Observation: Ehud delivered Israel from its Moabite enemy. He had personally killed the Moabite king and then led the Israelite army to victory over Moab, ushering in an eighty-year reign of peace for the nation (see Judg. 3:30). Following Ehud’s death, Israel began sinning again, leading the Lord to “sell” them into the hands of a Canaanite king.

Application: Apparently the peace that followed Ehud’s victory led to wanton idolatry after his death. Ehud was no doubt a good ruler, but the quick turning to sinful behavior after his death suggests that he may have been more feared than was God. We are told nothing of Ehud’s methods of ruling, but restraint clearly died with him, exposing once again the unredeemed hearts of the people.

The striking phrase to consider in all this is that “the Lord sold” them. How can a free people be sold? The following verses indicate that Israel was militarily oppressed, yet the specific language here suggests a people enslaved, not defeated, although defeat surely accompanied enslavement. What is this saying to us? Weren’t the Hebrews living in the Promised Land? Hadn’t they been established there as a free people rescued from Egyptian bondage generations earlier? A people truly free could never be sold; only from enslavement could that occur.

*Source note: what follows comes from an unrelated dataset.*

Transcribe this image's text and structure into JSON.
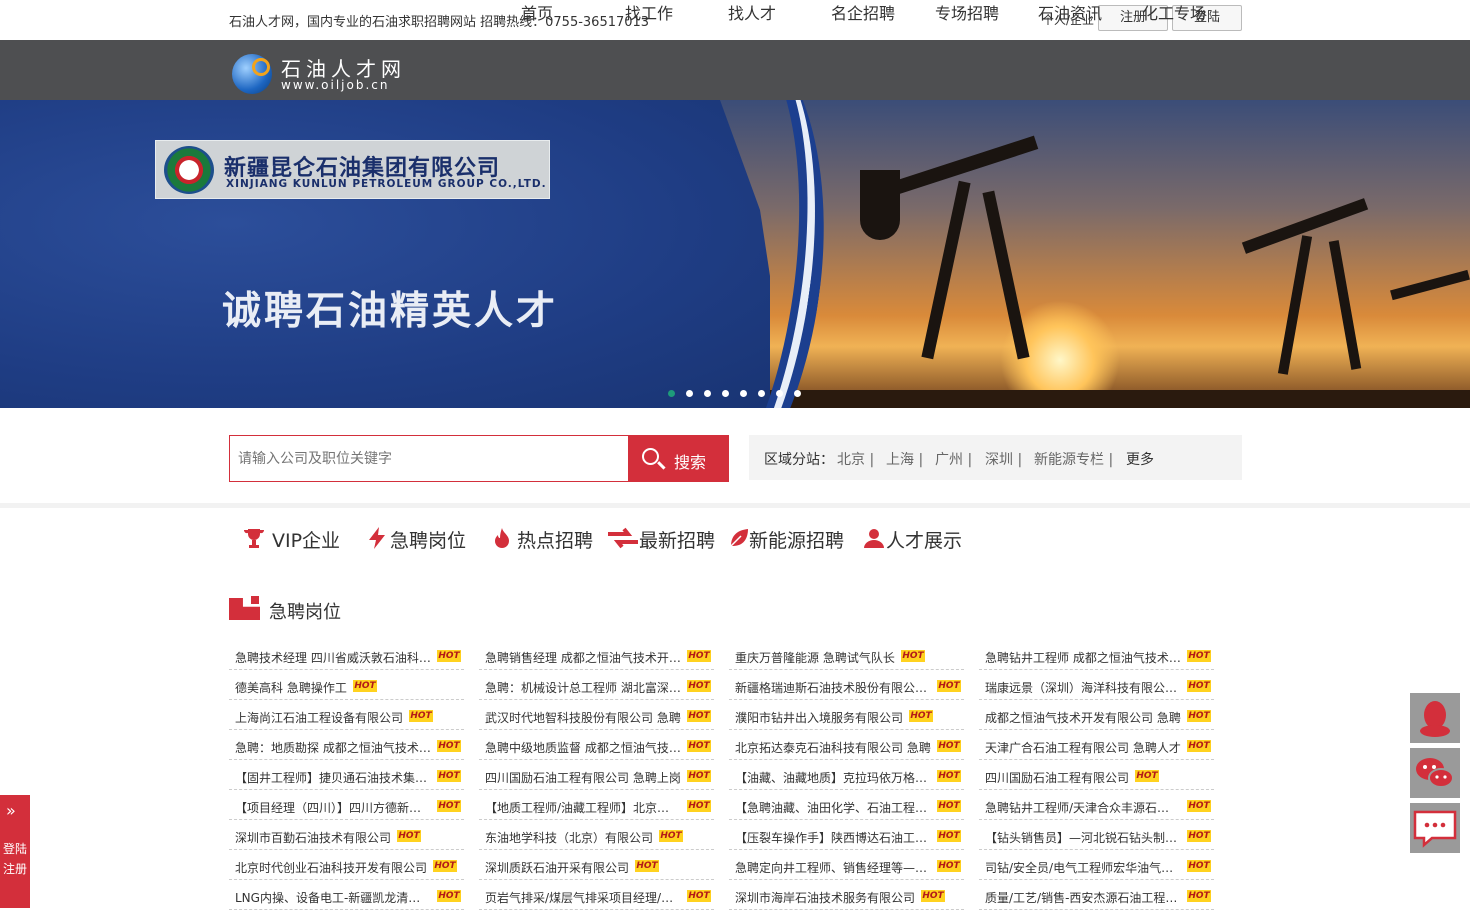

Eighty years of peace had obviously not been used to cultivate a deepening relationship with God. That’s the problem with long stretches of peace. My best growth has occurred not on life’s mountaintops, but in its dark valley recesses. The question bears asking: am I any different from these Hebrews? What is the quality of my secret life in God? Does it govern my mind and heart even when no one is looking, or do I pursue sinful habits when I am convinced no one will know? An honest assessment of my heart in concealment is far more accurate than during exposure.

I have learned to look good outwardly, to be well mannered, and to appear an honest citizen. But it is in the darkness, in my alone moments, when my true character is exposed. It is then that I know whether I am enslaved to some dark practice or truly free in Christ. He died for a far higher purpose than to simply reform my behavior; His purpose is to capture my heart. A heart once fully captivated can no longer incline toward slavery; instead, it will revel in intimacy with God and long for even more. My secret life in Christ must explode into greater realms of joy as my identification with Him is complete.

Prayer: Father, who or what are the restraining Ehuds in my life? Show me, Lord. What will be left of my character when Ehud is gone? I willingly crucify those things that stunt my character. Thank You, Lord, for Your finished work.